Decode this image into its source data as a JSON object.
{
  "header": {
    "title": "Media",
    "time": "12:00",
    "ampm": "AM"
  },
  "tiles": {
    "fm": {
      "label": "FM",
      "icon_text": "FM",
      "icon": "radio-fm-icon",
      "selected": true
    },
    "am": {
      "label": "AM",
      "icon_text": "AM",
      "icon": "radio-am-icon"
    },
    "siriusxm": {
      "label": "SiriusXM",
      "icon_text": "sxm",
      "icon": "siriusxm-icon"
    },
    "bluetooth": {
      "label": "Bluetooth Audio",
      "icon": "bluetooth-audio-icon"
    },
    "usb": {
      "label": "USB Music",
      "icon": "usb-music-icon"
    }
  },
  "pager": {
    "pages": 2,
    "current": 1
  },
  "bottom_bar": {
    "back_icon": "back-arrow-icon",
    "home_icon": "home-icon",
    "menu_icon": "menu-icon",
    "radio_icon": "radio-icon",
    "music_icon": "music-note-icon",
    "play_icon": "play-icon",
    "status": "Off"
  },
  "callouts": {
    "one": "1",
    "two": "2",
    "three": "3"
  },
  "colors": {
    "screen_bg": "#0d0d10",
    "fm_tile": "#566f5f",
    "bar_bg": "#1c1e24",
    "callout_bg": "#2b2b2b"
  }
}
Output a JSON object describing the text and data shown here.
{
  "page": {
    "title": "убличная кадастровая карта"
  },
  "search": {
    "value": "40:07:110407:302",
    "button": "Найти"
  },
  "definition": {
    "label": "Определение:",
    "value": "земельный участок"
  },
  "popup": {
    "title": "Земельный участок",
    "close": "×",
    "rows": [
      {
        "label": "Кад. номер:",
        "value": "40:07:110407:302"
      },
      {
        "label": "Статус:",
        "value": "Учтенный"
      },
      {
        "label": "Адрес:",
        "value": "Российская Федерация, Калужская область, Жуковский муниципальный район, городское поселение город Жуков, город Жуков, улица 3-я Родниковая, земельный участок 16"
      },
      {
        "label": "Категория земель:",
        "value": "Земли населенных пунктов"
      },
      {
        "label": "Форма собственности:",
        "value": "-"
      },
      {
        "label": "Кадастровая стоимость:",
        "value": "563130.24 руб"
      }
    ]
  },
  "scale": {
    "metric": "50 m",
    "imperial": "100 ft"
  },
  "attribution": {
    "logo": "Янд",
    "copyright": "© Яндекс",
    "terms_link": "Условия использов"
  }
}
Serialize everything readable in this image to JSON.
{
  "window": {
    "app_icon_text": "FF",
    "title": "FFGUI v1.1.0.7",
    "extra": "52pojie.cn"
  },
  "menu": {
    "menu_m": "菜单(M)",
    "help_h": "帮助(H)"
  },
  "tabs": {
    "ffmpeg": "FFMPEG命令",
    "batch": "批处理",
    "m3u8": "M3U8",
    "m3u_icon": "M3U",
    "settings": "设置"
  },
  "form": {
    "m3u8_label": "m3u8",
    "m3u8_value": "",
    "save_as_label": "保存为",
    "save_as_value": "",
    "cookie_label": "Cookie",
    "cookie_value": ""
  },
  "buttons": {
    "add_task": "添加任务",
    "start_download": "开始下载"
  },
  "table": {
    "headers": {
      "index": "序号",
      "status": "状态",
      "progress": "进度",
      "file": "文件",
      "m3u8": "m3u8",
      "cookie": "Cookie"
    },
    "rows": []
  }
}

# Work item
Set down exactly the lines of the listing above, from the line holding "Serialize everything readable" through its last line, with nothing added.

# Answer box
Serialize everything readable in this image to JSON.
{
  "window": {
    "app_icon_text": "FF",
    "title": "FFGUI v1.1.0.7",
    "extra": "52pojie.cn"
  },
  "menu": {
    "menu_m": "菜单(M)",
    "help_h": "帮助(H)"
  },
  "tabs": {
    "ffmpeg": "FFMPEG命令",
    "batch": "批处理",
    "m3u8": "M3U8",
    "m3u_icon": "M3U",
    "settings": "设置"
  },
  "form": {
    "m3u8_label": "m3u8",
    "m3u8_value": "",
    "save_as_label": "保存为",
    "save_as_value": "",
    "cookie_label": "Cookie",
    "cookie_value": ""
  },
  "buttons": {
    "add_task": "添加任务",
    "start_download": "开始下载"
  },
  "table": {
    "headers": {
      "index": "序号",
      "status": "状态",
      "progress": "进度",
      "file": "文件",
      "m3u8": "m3u8",
      "cookie": "Cookie"
    },
    "rows": []
  }
}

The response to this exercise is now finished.